A Scottsdale Home Gets A Modern New Look


Ask any Canadian what he craves most during the winter months and the answer will most likely be sunlight. That was the case with the Calgary-based homeowners who overlooked the dated design of this Scottsdale vacation home to see the potential of a house that gets copious morning and evening sun. “The original design wasn’t really suited to their style,” designer Dana Lyon says. “It was a little too colorful, with really saturated hues of chartreuse, turquoise, orange and pink.”

Luckily, when the house went on the market, the forward-looking couple—he’s an engineer, and she’s an accomplished cook who likes to paint—recognized that it could be just what they wanted: a spa-like retreat to escape brisk Canada winters. “We wanted a house where we could entertain friends and family, and a home where we could relax,” the wife says. “I wanted it to feel very calm and beautiful.” So Lyon, along with project manager Michelle Young and builder Jeff Gatewood, was hired to transform the residence into a contemporary yet tranquil space.

The team started by converting several small rooms into large open spaces perfect for entertaining. They then installed limestone floors in the largest squares they could buy and chose Caesarstone for the countertops. “We were going for a modern space with a somewhat grounded organic feel,” Lyon says. “So we created a very light palette and selected simple materials.”

The result is a sedate environment that showcases the homeowners’ personalities and passions. The kitchen, for instance, was outfitted with a commercial warming hood and a double gas oven for the wife to bake rustic yeast breads from scratch. Three built-in wine refrigerators allow her to burnish her expertise as an oenophile, as well. No stranger himself to the culinary arts, the husband is the home’s master barista; a state-of-the-art coffee machine lets him brew up espresso and coffee drinks for guests.

In addition to their love of good food and drink, the couple also share a talent in the arts. She is an accomplished painter, and many of the works featured in the home are hers. For his part, the husband is a master woodworker who built several pieces of furniture in the home and created two installations on either side of the fireplace in the living room. Fashioned from 500 pieces of wenge wood individually sculpted and hung on non-stretch fishing line, the pieces are “just astonishing to see,” Lyon says. “You could see his engineering mind at work to get them to match up just right on the strings.”

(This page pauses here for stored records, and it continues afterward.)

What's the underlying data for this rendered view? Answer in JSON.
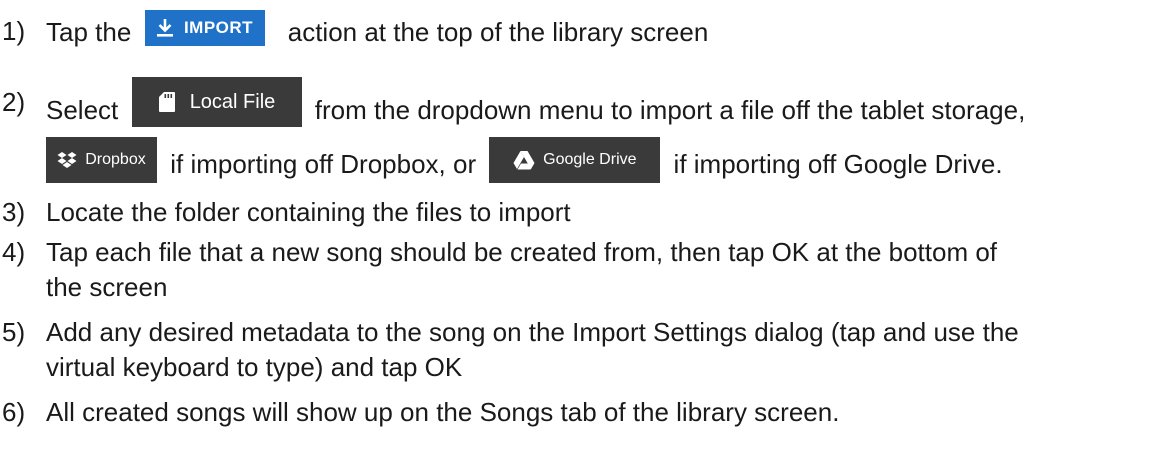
{
  "steps": [
    {
      "number": "1)",
      "before": "Tap the",
      "chip_label": "IMPORT",
      "chip_icon": "download-icon",
      "after": "action at the top of the library screen"
    },
    {
      "number": "2)",
      "before": "Select",
      "chip_label": "Local File",
      "chip_icon": "sd-card-icon",
      "after": "from the dropdown menu to import a file off the tablet storage,",
      "line2": {
        "dropbox_label": "Dropbox",
        "dropbox_icon": "dropbox-icon",
        "middle": "if importing off Dropbox, or",
        "gdrive_label": "Google Drive",
        "gdrive_icon": "google-drive-icon",
        "end": "if importing off Google Drive."
      }
    },
    {
      "number": "3)",
      "text": "Locate the folder containing the files to import"
    },
    {
      "number": "4)",
      "text": "Tap each file that a new song should be created from, then tap OK at the bottom of",
      "text2": "the screen"
    },
    {
      "number": "5)",
      "text": "Add any desired metadata to the song on the Import Settings dialog (tap and use the",
      "text2": "virtual keyboard to type) and tap OK"
    },
    {
      "number": "6)",
      "text": "All created songs will show up on the Songs tab of the library screen."
    }
  ],
  "colors": {
    "import_chip": "#1f72c8",
    "dark_chip": "#3a3a3a",
    "text": "#1a1a1a"
  }
}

To make sure the homeowners’ artwork would pop, the pieces were installed into a monochromatic background against Opuzen’s glass-beaded wallpaper. The only thing that competes for attention is the incredible desert vista. “We wanted to make the desert the hero in the background,” Lyon says of her chosen palette—a soothing mix of furnishings cloaked in white, beige and wood tones. This sense of serenity translates from the main living spaces into the master bathroom, where large expanses of glass provide a natural panorama. “It creates a sense of calm and unity, which is something I really wanted to achieve,” the wife says.

Such calmness carried over into the renovation process, which was overseen remotely. All pertinent parties would meet by Skype once a week. If the homeowners wanted to see something, the design team would simply walk around with a laptop. “It was extremely painless and efficient,” the wife says. Her husband concurs. “Jeff is a very meticulous contractor, and both he and Dana are tremendously trustworthy. I can’t say enough good things about them.”

Thanks to these professionals’ work, the couple have achieved what the husband calls the “perfect Canadian house in the desert,” awash in light and at one with nature. “When all is said and done, we really like our house,” the wife concludes. “It sort of takes my breath away every time I walk in.”